German exchange student fills void in grieving Sandwich mother’s heart
By Denise Crosby email@example.com September 5, 2013 11:22AM
Dan and Cindy Aldrich with German foreign exchange student Niklas Kaiser at the teen's first baseball game at Fifth Third Bank Ballpark in Geneva. The Sandwich couple say Nicklas has helped fill the void left when their only child died of leukemia.
Updated: October 7, 2013 1:11PM
Ever since April 2010, when her son died of leukemia shortly before his graduation from Sandwich High School, Cindy Aldrich walked around with a hole in her heart.
Perhaps her grief was so unrelenting because Elliott was her only child, and she and husband Dan had been through so much with him in his seven-year battle with cancer.
We chronicled much of that struggle on the pages of this newspaper: when Make a Wish gifted Elliott with a Disney cruise; when 2004 American Idol finalist Constantine Maroulis gave him backstage passes to his concert; when a bone marrow transplant brought hope for recovery.
And when Elliott succumbed to the disease at age 19 from an infection that set in following the transplant.
For over two years, nothing filled the void for this grieving mother — not friends, not family, not her work at Liberty Mutual Insurance in Warrenville. Even changing Elliott’s bedroom into an office in an attempt to wipe away some of the memories did no good.
“I was a lost soul,” admits Aldrich. “I didn’t know what to do.”
Until Aug. 18. That’s when foreign exchange student Niklas Kaiser stepped off the plane from Germany into her anxious arms.
Actually, Aldrich had been corresponding with the 17-year-old since May, not long after she and Dan decided an exchange student might temper their grief by filling their home with the sounds of a teenager again. Out of about a dozen eligible applicants, “I kept coming back to Niklas,” she says. “There was something about him.”

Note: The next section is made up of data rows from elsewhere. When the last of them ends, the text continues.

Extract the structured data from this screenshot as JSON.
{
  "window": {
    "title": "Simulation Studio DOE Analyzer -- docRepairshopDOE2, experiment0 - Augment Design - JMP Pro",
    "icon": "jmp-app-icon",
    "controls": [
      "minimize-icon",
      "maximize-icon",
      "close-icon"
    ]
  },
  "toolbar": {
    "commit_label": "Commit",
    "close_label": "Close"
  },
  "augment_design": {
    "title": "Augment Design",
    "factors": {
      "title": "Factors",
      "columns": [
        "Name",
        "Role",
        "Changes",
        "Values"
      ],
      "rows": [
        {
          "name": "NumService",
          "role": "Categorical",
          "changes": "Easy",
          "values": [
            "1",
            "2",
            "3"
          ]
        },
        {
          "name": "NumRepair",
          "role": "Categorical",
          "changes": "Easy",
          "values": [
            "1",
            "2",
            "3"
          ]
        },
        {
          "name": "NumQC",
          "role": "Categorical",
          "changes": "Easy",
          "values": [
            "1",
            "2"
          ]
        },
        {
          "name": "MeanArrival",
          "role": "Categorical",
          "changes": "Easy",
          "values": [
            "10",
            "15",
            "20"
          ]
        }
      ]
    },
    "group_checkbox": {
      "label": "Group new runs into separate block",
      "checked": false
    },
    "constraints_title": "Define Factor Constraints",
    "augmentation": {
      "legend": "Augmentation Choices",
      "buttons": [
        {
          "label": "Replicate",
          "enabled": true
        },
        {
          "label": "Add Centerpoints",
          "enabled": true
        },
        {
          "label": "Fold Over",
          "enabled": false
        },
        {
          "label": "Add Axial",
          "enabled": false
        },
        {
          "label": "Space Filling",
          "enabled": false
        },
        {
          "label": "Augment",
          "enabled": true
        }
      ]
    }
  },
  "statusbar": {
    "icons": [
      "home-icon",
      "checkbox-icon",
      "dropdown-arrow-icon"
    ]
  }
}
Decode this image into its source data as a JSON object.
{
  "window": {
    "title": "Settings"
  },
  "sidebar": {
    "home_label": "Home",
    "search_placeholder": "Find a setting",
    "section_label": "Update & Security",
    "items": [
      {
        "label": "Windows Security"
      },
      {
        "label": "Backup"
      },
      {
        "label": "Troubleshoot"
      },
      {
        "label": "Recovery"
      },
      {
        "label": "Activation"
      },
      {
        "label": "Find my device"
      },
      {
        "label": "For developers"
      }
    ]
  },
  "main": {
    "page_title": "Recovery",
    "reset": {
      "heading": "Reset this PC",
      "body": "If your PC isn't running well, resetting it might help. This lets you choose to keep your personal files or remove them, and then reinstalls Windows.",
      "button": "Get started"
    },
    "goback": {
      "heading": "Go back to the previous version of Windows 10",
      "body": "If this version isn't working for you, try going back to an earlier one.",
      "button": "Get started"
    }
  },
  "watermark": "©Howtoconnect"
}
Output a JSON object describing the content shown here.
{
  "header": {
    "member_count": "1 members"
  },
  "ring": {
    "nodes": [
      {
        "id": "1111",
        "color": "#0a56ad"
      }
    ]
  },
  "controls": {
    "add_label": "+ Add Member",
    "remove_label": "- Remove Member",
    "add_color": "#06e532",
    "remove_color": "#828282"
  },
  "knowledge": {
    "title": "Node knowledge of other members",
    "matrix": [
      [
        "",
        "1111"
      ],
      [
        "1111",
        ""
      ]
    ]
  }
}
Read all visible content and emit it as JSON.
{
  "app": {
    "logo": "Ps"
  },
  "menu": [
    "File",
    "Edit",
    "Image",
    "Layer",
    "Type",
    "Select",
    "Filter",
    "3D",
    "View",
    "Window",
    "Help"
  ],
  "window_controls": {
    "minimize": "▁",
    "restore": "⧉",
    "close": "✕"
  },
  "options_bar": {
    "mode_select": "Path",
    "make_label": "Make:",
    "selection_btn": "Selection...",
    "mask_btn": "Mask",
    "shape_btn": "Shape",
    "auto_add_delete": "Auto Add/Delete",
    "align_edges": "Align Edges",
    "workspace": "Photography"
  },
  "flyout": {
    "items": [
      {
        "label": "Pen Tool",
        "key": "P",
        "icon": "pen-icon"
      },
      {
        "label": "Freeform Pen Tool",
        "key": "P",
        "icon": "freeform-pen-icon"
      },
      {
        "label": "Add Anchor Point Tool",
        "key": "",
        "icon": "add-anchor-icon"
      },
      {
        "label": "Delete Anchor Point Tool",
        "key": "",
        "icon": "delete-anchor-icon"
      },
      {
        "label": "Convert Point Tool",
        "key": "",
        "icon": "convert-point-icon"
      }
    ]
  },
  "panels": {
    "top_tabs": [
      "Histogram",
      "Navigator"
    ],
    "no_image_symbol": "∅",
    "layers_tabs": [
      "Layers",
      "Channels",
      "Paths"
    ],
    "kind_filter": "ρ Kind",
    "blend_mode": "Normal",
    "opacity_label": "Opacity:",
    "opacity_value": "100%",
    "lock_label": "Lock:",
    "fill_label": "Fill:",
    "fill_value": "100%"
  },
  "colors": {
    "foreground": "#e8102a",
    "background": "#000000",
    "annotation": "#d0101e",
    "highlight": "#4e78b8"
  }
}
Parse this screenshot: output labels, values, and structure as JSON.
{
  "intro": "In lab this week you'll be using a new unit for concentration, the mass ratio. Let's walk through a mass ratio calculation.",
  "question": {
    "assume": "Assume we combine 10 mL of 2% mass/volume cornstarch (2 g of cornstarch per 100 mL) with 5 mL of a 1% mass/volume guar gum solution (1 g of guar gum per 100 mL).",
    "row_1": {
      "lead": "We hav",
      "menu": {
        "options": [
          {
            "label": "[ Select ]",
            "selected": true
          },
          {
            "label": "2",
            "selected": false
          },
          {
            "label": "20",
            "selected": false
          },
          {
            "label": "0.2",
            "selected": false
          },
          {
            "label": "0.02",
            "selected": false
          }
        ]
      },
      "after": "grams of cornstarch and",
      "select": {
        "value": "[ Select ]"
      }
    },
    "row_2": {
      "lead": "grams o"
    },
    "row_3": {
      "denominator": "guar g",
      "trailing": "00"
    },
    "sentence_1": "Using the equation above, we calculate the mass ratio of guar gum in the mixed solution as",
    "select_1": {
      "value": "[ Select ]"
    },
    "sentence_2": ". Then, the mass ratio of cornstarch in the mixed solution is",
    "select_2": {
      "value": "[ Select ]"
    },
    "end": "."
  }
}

The two bonded tightly in those daily phone and weekly Skype sessions — so much so that when Aldrich met him at the airport, “I ran like an insane woman to him.”
There are reasons for this bond, she says. Both are German. Niklas has the same sense of humor as her husband, who is also “crazy about him.” And the teen seems to innately understand the needs of a mother who suffered such loss.
“We talk about Elliott a lot,” says Aldrich, who reconverted that office into a bedroom for Niklas. “He even tells me he’s assured Elliott he will take care of his mom.”
Aldrich describes her new “son” as sensitive, loving and polite. And he has acclimated quickly, not only to family but to school and the kids in it.
“I’m a football mom for the first time … Number 22,” says Aldrich, who even found herself playing catch with Niklas in the backyard. “He’s only done soccer before, but really loves football and works so hard at it.”
In the short time Niklas has been here, he has taken in quite a few firsts, including a Cougars game. Aldrich is also planning on chaperoning a heavy metal concert, despite her lack of appreciation for the music genre.
“Just watching Niklas have fun is all I want,” she says. “Besides, he gave me ear plugs.”
Aldrich is, of course, fully aware how difficult it will be when the exchange student returns to his own family in June. “We’ll just pretend he’s going away to college,” she says, then admits it’s an unsuccessful tactic she tried after Elliott died.
With Niklas, it will be different. “I know I can go visit him, that he can come here,” Aldrich says. “He may be leaving my home but not my life.”
“They are my family,” says Niklas, when asked about his feelings toward the Sandwich couple.
Aldrich admits she worried for a while that building this close relationship would somehow dishonor the son she lost. But now she firmly believes it was Elliott who was responsible for bringing Niklas into their lives.
“It was,” she says, “never in our hands.”